But alliances between the Jewish left and Palestinian Arab political parties aren’t a new idea. The government of former Prime Minister Rabin was able to move forward on a peace process in the 1990s only thanks to Arab parties in Israel. Two Arab parties representing five seats in the Israeli parliament helped maintain the coalition necessary to push forward the Oslo accords. This alliance held until a right-wing assailant assassinated Rabin in 1995.

Former Prime Minister Barak also owed his 1999 victory to the Arab vote. Seventy-five percent of Arabs voted in the 1999 elections, with 94 percent voting for Barak. But then the relationship soured quickly. Barak didn’t even meet with Arab parties as a courtesy gesture during the coalition negotiations. And during protests in 2000 over the Second Intifada, Israeli police killed 13 unarmed Arab protesters (all Israeli citizens) with sniper fire. No one was brought to justice. Anger in the Arab community then prompted an Arab boycott of the general election leading to a right-wing victory.
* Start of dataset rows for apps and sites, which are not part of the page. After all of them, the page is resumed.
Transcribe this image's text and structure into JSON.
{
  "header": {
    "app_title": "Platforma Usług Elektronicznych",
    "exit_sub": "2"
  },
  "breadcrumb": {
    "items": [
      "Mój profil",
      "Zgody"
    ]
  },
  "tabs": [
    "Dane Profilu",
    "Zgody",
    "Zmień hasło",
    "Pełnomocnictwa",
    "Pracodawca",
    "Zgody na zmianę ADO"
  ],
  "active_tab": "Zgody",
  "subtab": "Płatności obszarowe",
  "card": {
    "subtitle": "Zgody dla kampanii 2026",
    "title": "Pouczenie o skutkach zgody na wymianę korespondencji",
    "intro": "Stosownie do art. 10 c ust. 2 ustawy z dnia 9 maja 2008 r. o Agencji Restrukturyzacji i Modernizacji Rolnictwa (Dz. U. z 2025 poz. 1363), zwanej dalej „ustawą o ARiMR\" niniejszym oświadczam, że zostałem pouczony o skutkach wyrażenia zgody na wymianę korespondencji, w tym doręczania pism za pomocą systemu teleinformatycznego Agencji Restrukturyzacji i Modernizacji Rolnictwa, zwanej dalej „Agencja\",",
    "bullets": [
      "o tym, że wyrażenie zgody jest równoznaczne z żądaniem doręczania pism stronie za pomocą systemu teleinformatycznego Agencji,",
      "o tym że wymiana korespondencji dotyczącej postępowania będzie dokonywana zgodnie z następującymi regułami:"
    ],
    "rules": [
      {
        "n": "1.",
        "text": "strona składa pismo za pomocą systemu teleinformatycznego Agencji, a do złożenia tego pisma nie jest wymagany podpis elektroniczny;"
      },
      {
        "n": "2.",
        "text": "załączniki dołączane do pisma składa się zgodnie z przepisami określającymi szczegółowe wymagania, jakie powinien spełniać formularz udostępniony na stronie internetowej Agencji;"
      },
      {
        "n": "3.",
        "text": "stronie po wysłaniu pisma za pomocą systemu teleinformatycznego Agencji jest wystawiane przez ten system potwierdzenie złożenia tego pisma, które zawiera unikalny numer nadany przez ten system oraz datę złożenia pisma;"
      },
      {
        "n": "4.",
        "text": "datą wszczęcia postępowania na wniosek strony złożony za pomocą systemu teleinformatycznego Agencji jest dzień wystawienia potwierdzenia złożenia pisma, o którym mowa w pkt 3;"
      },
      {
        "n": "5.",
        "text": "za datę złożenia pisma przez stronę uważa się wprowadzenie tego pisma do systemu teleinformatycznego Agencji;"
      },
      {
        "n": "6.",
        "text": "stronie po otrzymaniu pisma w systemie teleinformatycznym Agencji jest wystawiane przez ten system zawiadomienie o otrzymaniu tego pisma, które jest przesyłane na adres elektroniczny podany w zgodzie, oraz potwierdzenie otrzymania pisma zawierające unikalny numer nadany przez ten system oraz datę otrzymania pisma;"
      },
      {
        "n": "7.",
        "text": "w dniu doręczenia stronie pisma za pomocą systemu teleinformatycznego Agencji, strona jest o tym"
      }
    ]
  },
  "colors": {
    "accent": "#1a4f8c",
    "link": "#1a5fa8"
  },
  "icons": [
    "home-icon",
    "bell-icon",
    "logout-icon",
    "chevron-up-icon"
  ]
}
In the short run, the need to win elections mandates a renewed approach to a political alliance between the Jewish left and the Palestinian Arab parties. In the current political climate, it is hard to imagine a strong robust alliance. Yet even a thin pragmatic alliance, one that responds to both groups’ desires to combat the right wing’s attack on Israeli democracy, further a two-state solution, and create a more just and equal society—while not addressing their deeper ideological differences—can greatly benefit both sides.

In the long run, those who desire to create a political and ideological response to Netanyahu’s fear-mongering must ask themselves: What does it mean to be a liberal or progressive in Israel today? Not only do we need to call for ending the occupation within a framework of two states, but we must also address the fundamental political inequalities of the Arab minority in Israel. The Jewish left and the Arab Palestinian parties in Israel must be able to seek a more common political and ideological ground; otherwise Netanyahu’s claim of Arab citizens as a political threat to the Jewish state will remain without an ideological and political alternative.

An alliance based on political interests does not mean shelving forever a longer conversation on political and national identity. The need to work together—due to practical political weaknesses—can also be a crucial first step for mutual understanding of what a shared society can look like. If Jews and Arabs within Israel desire to see themselves in positions of leadership, the road lies through creating a stronger common civic identity, not through the heightening of differences.

Mikhael Manekin is a Jewish Israeli and a member of the Israeli Labor Party. He is also the Israel director for the Alliance for Israel’s Future. Twitter: @MikhaelManekin

Ameer Fakhoury is a Palestinian citizen of Israel and the head of the School for Peace Research Center at Wahat al-Salam-Neve Shalom.